[Available data — start]
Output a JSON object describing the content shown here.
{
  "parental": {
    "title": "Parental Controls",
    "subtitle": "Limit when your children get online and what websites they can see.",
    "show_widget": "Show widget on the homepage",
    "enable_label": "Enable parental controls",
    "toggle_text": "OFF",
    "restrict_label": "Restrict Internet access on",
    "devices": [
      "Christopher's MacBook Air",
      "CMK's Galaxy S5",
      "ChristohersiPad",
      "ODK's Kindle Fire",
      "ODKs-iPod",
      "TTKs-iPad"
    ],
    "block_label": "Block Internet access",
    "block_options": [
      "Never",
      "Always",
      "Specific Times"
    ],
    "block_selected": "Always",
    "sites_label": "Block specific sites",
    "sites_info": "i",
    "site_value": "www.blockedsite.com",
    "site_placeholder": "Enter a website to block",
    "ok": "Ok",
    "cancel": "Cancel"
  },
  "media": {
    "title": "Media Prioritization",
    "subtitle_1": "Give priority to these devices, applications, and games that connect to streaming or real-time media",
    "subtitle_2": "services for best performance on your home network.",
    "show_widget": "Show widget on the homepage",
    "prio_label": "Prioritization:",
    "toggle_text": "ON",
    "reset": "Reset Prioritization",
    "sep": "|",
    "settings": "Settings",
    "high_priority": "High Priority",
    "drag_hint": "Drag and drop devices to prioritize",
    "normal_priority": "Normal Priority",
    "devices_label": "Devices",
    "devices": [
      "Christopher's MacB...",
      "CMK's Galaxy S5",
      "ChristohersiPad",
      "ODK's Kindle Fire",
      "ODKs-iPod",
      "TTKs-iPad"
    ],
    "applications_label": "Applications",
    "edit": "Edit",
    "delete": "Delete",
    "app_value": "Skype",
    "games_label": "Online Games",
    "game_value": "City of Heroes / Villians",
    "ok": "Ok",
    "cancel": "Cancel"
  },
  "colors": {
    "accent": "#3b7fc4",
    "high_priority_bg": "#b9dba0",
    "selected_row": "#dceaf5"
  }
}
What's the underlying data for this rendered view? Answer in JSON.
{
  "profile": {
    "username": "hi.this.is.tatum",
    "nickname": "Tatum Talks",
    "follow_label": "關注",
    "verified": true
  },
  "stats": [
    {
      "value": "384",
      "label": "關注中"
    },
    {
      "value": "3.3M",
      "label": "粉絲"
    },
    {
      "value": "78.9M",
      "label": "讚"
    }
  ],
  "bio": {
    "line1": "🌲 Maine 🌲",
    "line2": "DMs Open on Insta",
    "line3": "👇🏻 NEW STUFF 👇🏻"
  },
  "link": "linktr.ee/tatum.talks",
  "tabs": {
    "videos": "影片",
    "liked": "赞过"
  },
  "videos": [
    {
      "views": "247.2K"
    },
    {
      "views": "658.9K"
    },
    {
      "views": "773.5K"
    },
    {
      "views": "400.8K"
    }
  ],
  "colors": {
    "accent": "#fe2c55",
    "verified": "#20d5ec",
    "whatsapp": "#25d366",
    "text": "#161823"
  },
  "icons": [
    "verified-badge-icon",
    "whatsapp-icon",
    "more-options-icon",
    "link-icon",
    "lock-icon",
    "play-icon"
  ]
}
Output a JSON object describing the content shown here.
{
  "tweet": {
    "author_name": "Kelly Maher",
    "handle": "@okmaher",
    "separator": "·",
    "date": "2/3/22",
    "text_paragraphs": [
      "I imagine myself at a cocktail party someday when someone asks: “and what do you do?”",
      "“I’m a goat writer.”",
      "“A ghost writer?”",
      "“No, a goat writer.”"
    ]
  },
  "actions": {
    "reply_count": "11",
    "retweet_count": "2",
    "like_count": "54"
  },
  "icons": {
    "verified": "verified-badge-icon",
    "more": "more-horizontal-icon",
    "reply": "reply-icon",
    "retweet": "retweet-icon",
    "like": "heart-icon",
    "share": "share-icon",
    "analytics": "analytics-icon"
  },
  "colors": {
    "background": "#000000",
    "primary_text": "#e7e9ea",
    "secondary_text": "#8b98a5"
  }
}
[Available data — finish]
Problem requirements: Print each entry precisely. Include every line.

Task solution:
Output a JSON object describing the content shown here.
{
  "parental": {
    "title": "Parental Controls",
    "subtitle": "Limit when your children get online and what websites they can see.",
    "show_widget": "Show widget on the homepage",
    "enable_label": "Enable parental controls",
    "toggle_text": "OFF",
    "restrict_label": "Restrict Internet access on",
    "devices": [
      "Christopher's MacBook Air",
      "CMK's Galaxy S5",
      "ChristohersiPad",
      "ODK's Kindle Fire",
      "ODKs-iPod",
      "TTKs-iPad"
    ],
    "block_label": "Block Internet access",
    "block_options": [
      "Never",
      "Always",
      "Specific Times"
    ],
    "block_selected": "Always",
    "sites_label": "Block specific sites",
    "sites_info": "i",
    "site_value": "www.blockedsite.com",
    "site_placeholder": "Enter a website to block",
    "ok": "Ok",
    "cancel": "Cancel"
  },
  "media": {
    "title": "Media Prioritization",
    "subtitle_1": "Give priority to these devices, applications, and games that connect to streaming or real-time media",
    "subtitle_2": "services for best performance on your home network.",
    "show_widget": "Show widget on the homepage",
    "prio_label": "Prioritization:",
    "toggle_text": "ON",
    "reset": "Reset Prioritization",
    "sep": "|",
    "settings": "Settings",
    "high_priority": "High Priority",
    "drag_hint": "Drag and drop devices to prioritize",
    "normal_priority": "Normal Priority",
    "devices_label": "Devices",
    "devices": [
      "Christopher's MacB...",
      "CMK's Galaxy S5",
      "ChristohersiPad",
      "ODK's Kindle Fire",
      "ODKs-iPod",
      "TTKs-iPad"
    ],
    "applications_label": "Applications",
    "edit": "Edit",
    "delete": "Delete",
    "app_value": "Skype",
    "games_label": "Online Games",
    "game_value": "City of Heroes / Villians",
    "ok": "Ok",
    "cancel": "Cancel"
  },
  "colors": {
    "accent": "#3b7fc4",
    "high_priority_bg": "#b9dba0",
    "selected_row": "#dceaf5"
  }
}
What's the underlying data for this rendered view? Answer in JSON.
{
  "profile": {
    "username": "hi.this.is.tatum",
    "nickname": "Tatum Talks",
    "follow_label": "關注",
    "verified": true
  },
  "stats": [
    {
      "value": "384",
      "label": "關注中"
    },
    {
      "value": "3.3M",
      "label": "粉絲"
    },
    {
      "value": "78.9M",
      "label": "讚"
    }
  ],
  "bio": {
    "line1": "🌲 Maine 🌲",
    "line2": "DMs Open on Insta",
    "line3": "👇🏻 NEW STUFF 👇🏻"
  },
  "link": "linktr.ee/tatum.talks",
  "tabs": {
    "videos": "影片",
    "liked": "赞过"
  },
  "videos": [
    {
      "views": "247.2K"
    },
    {
      "views": "658.9K"
    },
    {
      "views": "773.5K"
    },
    {
      "views": "400.8K"
    }
  ],
  "colors": {
    "accent": "#fe2c55",
    "verified": "#20d5ec",
    "whatsapp": "#25d366",
    "text": "#161823"
  },
  "icons": [
    "verified-badge-icon",
    "whatsapp-icon",
    "more-options-icon",
    "link-icon",
    "lock-icon",
    "play-icon"
  ]
}
Output a JSON object describing the content shown here.
{
  "tweet": {
    "author_name": "Kelly Maher",
    "handle": "@okmaher",
    "separator": "·",
    "date": "2/3/22",
    "text_paragraphs": [
      "I imagine myself at a cocktail party someday when someone asks: “and what do you do?”",
      "“I’m a goat writer.”",
      "“A ghost writer?”",
      "“No, a goat writer.”"
    ]
  },
  "actions": {
    "reply_count": "11",
    "retweet_count": "2",
    "like_count": "54"
  },
  "icons": {
    "verified": "verified-badge-icon",
    "more": "more-horizontal-icon",
    "reply": "reply-icon",
    "retweet": "retweet-icon",
    "like": "heart-icon",
    "share": "share-icon",
    "analytics": "analytics-icon"
  },
  "colors": {
    "background": "#000000",
    "primary_text": "#e7e9ea",
    "secondary_text": "#8b98a5"
  }
}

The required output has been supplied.